[TASK INSTRUCTIONS]:
Leaving out the pictures, please retype each record exactly.
ENTRIES SUPPLIED below:
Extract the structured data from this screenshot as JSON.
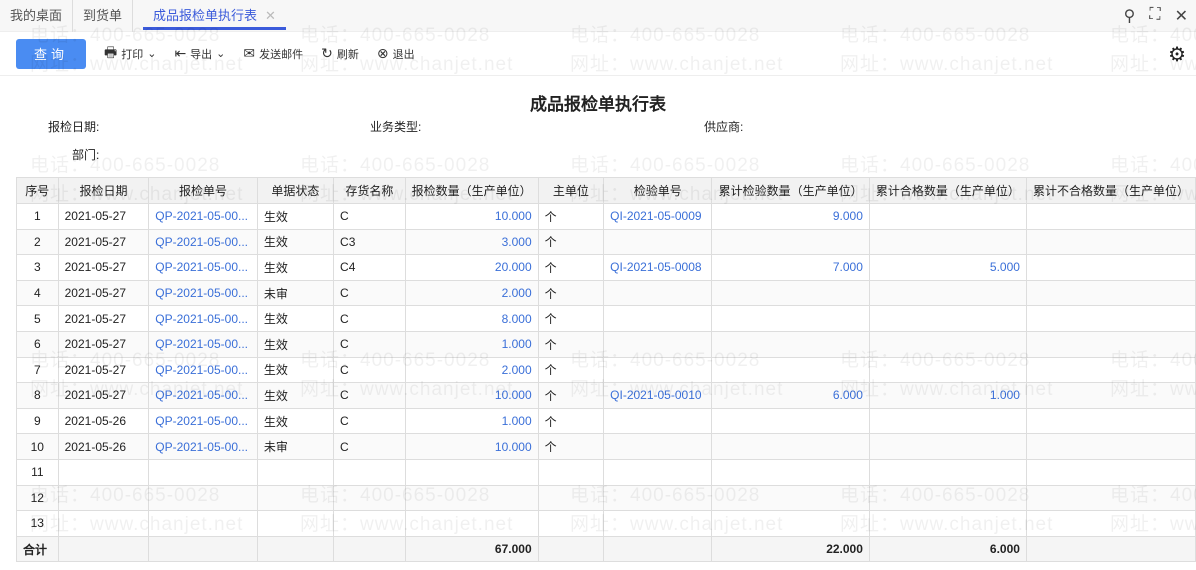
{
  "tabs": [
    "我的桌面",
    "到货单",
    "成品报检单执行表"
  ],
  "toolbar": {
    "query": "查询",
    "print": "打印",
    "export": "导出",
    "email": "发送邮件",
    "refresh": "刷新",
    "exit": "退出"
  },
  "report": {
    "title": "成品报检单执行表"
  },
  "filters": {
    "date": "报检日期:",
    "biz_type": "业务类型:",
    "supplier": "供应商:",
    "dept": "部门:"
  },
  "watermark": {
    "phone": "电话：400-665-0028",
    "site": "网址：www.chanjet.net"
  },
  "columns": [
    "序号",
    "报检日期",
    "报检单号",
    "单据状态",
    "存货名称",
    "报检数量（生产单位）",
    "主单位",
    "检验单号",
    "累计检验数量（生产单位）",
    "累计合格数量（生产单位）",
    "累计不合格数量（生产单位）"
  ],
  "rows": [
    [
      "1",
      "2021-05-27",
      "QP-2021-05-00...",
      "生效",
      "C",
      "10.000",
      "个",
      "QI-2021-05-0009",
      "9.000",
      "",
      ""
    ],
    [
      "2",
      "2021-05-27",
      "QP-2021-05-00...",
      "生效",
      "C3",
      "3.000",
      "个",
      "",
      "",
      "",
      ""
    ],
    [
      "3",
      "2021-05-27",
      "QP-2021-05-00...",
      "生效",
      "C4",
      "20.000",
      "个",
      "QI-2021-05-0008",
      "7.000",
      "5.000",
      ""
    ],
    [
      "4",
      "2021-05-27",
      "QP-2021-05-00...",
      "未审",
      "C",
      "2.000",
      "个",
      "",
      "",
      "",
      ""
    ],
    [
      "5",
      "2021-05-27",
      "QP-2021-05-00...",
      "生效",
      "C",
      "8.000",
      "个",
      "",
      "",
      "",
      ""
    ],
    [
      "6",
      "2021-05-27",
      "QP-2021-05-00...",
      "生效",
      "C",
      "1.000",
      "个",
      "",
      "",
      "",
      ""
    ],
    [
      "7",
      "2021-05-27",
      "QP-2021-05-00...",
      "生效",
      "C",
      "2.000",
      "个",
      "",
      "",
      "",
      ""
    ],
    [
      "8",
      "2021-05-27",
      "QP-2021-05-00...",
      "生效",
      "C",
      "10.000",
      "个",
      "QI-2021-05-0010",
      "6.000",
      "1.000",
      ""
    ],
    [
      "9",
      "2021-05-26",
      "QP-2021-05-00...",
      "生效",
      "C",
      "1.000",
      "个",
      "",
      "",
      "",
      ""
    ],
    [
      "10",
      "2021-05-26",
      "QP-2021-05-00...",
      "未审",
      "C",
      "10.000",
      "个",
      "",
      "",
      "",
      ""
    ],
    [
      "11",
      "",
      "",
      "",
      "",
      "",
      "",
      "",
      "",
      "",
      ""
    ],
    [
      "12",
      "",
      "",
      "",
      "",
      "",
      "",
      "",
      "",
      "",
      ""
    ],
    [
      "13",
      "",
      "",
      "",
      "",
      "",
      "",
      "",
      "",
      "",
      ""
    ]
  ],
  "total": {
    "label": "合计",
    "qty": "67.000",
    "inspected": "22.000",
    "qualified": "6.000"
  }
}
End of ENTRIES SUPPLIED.
[ANSWER SPACE]:
Extract the structured data from this screenshot as JSON.
{
  "tabs": [
    "我的桌面",
    "到货单",
    "成品报检单执行表"
  ],
  "toolbar": {
    "query": "查询",
    "print": "打印",
    "export": "导出",
    "email": "发送邮件",
    "refresh": "刷新",
    "exit": "退出"
  },
  "report": {
    "title": "成品报检单执行表"
  },
  "filters": {
    "date": "报检日期:",
    "biz_type": "业务类型:",
    "supplier": "供应商:",
    "dept": "部门:"
  },
  "watermark": {
    "phone": "电话：400-665-0028",
    "site": "网址：www.chanjet.net"
  },
  "columns": [
    "序号",
    "报检日期",
    "报检单号",
    "单据状态",
    "存货名称",
    "报检数量（生产单位）",
    "主单位",
    "检验单号",
    "累计检验数量（生产单位）",
    "累计合格数量（生产单位）",
    "累计不合格数量（生产单位）"
  ],
  "rows": [
    [
      "1",
      "2021-05-27",
      "QP-2021-05-00...",
      "生效",
      "C",
      "10.000",
      "个",
      "QI-2021-05-0009",
      "9.000",
      "",
      ""
    ],
    [
      "2",
      "2021-05-27",
      "QP-2021-05-00...",
      "生效",
      "C3",
      "3.000",
      "个",
      "",
      "",
      "",
      ""
    ],
    [
      "3",
      "2021-05-27",
      "QP-2021-05-00...",
      "生效",
      "C4",
      "20.000",
      "个",
      "QI-2021-05-0008",
      "7.000",
      "5.000",
      ""
    ],
    [
      "4",
      "2021-05-27",
      "QP-2021-05-00...",
      "未审",
      "C",
      "2.000",
      "个",
      "",
      "",
      "",
      ""
    ],
    [
      "5",
      "2021-05-27",
      "QP-2021-05-00...",
      "生效",
      "C",
      "8.000",
      "个",
      "",
      "",
      "",
      ""
    ],
    [
      "6",
      "2021-05-27",
      "QP-2021-05-00...",
      "生效",
      "C",
      "1.000",
      "个",
      "",
      "",
      "",
      ""
    ],
    [
      "7",
      "2021-05-27",
      "QP-2021-05-00...",
      "生效",
      "C",
      "2.000",
      "个",
      "",
      "",
      "",
      ""
    ],
    [
      "8",
      "2021-05-27",
      "QP-2021-05-00...",
      "生效",
      "C",
      "10.000",
      "个",
      "QI-2021-05-0010",
      "6.000",
      "1.000",
      ""
    ],
    [
      "9",
      "2021-05-26",
      "QP-2021-05-00...",
      "生效",
      "C",
      "1.000",
      "个",
      "",
      "",
      "",
      ""
    ],
    [
      "10",
      "2021-05-26",
      "QP-2021-05-00...",
      "未审",
      "C",
      "10.000",
      "个",
      "",
      "",
      "",
      ""
    ],
    [
      "11",
      "",
      "",
      "",
      "",
      "",
      "",
      "",
      "",
      "",
      ""
    ],
    [
      "12",
      "",
      "",
      "",
      "",
      "",
      "",
      "",
      "",
      "",
      ""
    ],
    [
      "13",
      "",
      "",
      "",
      "",
      "",
      "",
      "",
      "",
      "",
      ""
    ]
  ],
  "total": {
    "label": "合计",
    "qty": "67.000",
    "inspected": "22.000",
    "qualified": "6.000"
  }
}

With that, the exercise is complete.